Mr Warner, for his part, corroborated his wife’s testimony by explaining that he did not want to interfere with her decision, and that he took pains not to get involved in any way and at any time with her new operation in Ontario, even though he advanced the moneys required for its setting up and thereafter remained in constant contact with the individual running it, his friend, Mr McKissock. Here again I find it extremely difficult to believe that such could have been the behaviour of a husband, the head of a closely knit family and also a shrewd businessman, who found himself in the situation Mr Warner said he was in.
To be fair to Mr and Mrs Warner, I acknowledge that their answers to the questions put to them may have been technically correct. The role of Mr McKissock behind the whole operation could perhaps provide some explanations. But their statements, standing alone, are not to me sufficiently convincing to be relied on and, in any event, without credible facts to substantiate them, they amount to no more than a mere denial of the Minister’s conclusion which, as I have said, is insufficient to allow the Court to vacate the direction made on the basis thereof.
And so, I have come to the conclusion that this appeal is well founded. I disagree with the decision of the Tax Review Board.
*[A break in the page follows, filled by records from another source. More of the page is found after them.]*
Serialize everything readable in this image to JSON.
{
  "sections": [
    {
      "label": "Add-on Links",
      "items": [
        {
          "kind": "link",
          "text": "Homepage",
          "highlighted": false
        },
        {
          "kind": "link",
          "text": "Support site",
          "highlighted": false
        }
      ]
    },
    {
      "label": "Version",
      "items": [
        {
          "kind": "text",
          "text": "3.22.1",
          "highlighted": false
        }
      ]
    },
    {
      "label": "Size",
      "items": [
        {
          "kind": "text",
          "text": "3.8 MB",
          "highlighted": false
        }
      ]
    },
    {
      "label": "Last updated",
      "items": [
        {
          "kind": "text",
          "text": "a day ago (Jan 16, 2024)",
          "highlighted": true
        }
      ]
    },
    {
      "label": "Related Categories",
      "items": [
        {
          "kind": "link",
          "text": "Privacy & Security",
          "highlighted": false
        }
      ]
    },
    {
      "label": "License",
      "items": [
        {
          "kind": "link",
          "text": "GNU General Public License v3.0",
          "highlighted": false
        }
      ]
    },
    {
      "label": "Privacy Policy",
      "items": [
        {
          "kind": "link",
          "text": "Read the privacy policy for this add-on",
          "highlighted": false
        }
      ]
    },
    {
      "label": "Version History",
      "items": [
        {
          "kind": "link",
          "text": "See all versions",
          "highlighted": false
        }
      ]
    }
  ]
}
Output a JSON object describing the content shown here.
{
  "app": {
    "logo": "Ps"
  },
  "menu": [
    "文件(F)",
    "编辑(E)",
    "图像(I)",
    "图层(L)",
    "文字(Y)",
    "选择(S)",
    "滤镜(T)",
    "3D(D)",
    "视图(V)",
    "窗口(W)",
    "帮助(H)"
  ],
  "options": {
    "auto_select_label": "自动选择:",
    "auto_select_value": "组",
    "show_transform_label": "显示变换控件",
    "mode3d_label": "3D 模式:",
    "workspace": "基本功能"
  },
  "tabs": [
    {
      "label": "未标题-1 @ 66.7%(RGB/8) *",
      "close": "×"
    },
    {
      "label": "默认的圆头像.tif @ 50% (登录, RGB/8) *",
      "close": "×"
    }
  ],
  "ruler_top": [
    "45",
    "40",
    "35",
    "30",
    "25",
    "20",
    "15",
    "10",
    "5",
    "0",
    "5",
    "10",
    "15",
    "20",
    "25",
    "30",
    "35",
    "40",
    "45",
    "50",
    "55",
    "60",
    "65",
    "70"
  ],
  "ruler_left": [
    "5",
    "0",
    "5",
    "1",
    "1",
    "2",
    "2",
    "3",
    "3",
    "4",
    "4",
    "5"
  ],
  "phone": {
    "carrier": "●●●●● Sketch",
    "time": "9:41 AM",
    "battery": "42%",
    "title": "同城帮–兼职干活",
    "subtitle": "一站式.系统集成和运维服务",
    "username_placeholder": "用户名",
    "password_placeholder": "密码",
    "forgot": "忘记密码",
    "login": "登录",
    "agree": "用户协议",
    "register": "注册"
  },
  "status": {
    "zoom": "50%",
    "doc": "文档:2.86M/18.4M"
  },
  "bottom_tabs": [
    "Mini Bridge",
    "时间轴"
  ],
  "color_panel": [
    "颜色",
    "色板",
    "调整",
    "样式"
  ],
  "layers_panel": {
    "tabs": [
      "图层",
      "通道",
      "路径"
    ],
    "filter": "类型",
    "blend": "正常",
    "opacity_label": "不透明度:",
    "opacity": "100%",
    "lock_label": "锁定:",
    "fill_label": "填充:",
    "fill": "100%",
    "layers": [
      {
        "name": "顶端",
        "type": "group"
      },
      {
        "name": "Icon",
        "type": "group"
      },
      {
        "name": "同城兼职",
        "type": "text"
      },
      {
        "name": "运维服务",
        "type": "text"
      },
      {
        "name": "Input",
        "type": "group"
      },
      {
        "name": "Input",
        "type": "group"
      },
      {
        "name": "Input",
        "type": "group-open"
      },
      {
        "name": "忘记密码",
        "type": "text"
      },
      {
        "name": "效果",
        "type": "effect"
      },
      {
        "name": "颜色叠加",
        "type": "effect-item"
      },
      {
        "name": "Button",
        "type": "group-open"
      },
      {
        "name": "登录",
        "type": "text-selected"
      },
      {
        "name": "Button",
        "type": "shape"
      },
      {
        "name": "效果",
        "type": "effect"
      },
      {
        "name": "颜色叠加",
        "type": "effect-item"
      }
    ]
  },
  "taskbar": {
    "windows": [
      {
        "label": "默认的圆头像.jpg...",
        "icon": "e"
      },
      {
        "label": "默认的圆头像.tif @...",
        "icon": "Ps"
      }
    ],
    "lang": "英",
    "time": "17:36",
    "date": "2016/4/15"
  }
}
In my view, the defendant company has not satisfied the onus of proving that the Ontario company was not formed, at this juncture in the expansion of its operation, as an attempt to reduce the amount of taxes that could become payable.
The action will therefore be allowed, the decision of the Tax Review Board will be set aside, and the direction of the Minister with the reassessments issued pursuant thereto will be restored.